FRANCINE nods to ALPHONSE.
ALPHONSE (CONT)
(long pause)
I want to tell you that I, Alphonse Rukundo, on April 21, 1994, joined my brothers and
chased you and your daughter into the forest.

Deceived by Silence 38.

And when your daughter fell my older brother killed her without stopping to think. I
yelled at him to stop, you must believe me, but it all happened so fast. It haunts me
every day and I want you to know that I am very sorry.
GENEVA takes FRANCINES hand.
ALPHONSE (CONT)
I do not ask forgiveness, though I need it badly. I should have acted more quickly, but I...
I want you to know that I will never let that evil into my life again. I will do anything I
can to be a good Rwandan and to work beside you to make this a better world for the
students. That is my penance and I will never stop paying it.
FRANCINE
(after a long pause, with great difficulty)
I accept your apology.
FRANCINE walks away from ALPHONSE with
GENEVA and then collapses into her arms with the
weight of it all.
FRANCINE (CONT)
(when she is able, to GENEVA)
Thank you. Go in peace.
GENEVA
I cant leave you.
FRANCINE
You must. This is my journey now and I will walk it alone.
FRANCINE touches GENEVAS face.
GENEVA
Well walk it together, in our own way.

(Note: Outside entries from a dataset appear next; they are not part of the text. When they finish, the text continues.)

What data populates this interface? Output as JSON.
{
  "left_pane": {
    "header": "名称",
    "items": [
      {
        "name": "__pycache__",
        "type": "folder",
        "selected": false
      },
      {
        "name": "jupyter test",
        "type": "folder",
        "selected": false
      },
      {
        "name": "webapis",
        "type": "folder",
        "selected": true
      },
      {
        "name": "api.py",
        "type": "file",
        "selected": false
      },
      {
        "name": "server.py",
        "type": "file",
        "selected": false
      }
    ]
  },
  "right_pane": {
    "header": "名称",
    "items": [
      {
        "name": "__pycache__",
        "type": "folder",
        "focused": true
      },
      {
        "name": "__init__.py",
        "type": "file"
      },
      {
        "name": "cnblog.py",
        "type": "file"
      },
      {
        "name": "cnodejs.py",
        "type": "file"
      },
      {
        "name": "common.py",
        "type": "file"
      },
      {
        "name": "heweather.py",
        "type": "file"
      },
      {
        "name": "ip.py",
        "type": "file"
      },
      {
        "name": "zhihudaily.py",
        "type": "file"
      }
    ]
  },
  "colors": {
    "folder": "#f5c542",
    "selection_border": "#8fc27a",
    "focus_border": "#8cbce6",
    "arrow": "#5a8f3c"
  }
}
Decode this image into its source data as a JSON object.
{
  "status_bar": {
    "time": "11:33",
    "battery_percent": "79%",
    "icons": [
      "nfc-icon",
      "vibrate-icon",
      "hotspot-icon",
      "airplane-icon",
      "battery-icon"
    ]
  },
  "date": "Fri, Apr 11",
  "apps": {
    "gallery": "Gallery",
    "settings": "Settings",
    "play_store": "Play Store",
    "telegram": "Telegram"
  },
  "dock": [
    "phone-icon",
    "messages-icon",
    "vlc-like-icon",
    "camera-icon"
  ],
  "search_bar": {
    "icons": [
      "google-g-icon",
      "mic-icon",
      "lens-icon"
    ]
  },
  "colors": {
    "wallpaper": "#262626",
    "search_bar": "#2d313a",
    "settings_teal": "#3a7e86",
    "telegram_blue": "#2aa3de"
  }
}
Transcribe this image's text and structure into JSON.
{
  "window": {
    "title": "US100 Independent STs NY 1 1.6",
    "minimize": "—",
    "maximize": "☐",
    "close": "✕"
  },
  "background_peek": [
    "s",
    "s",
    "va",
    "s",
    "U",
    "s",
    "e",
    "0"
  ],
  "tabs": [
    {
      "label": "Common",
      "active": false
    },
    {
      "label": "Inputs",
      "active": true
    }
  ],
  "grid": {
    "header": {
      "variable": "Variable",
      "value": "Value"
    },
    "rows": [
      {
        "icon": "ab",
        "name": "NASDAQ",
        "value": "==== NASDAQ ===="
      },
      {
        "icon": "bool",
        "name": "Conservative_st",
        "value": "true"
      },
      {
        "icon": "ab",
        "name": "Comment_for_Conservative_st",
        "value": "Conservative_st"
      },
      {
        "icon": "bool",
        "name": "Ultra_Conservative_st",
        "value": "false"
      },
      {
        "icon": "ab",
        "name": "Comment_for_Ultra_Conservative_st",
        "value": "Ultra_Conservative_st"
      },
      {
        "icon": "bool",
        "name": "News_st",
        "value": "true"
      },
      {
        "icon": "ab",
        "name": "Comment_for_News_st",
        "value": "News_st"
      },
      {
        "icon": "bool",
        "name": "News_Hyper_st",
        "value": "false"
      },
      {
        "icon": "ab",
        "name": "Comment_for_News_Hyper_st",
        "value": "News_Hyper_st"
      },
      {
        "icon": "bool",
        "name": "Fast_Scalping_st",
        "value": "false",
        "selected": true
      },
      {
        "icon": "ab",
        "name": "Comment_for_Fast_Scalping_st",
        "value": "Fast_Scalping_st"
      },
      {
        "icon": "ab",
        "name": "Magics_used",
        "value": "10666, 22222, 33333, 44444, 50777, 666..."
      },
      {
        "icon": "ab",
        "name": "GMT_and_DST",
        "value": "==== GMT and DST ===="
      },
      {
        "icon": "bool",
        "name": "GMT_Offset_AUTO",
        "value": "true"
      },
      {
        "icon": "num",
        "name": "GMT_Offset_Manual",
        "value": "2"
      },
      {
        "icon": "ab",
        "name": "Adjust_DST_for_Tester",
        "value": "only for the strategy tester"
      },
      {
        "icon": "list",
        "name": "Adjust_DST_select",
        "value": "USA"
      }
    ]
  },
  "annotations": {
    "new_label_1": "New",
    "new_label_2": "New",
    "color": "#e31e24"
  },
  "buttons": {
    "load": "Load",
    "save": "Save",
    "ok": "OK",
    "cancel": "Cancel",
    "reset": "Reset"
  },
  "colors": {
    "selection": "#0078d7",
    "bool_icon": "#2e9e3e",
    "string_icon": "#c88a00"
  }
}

FRANCINE
Yes.
They hug. GENEVA exits. ALPHONSE picks up her
suitcase. He and FRANCINE look at each other.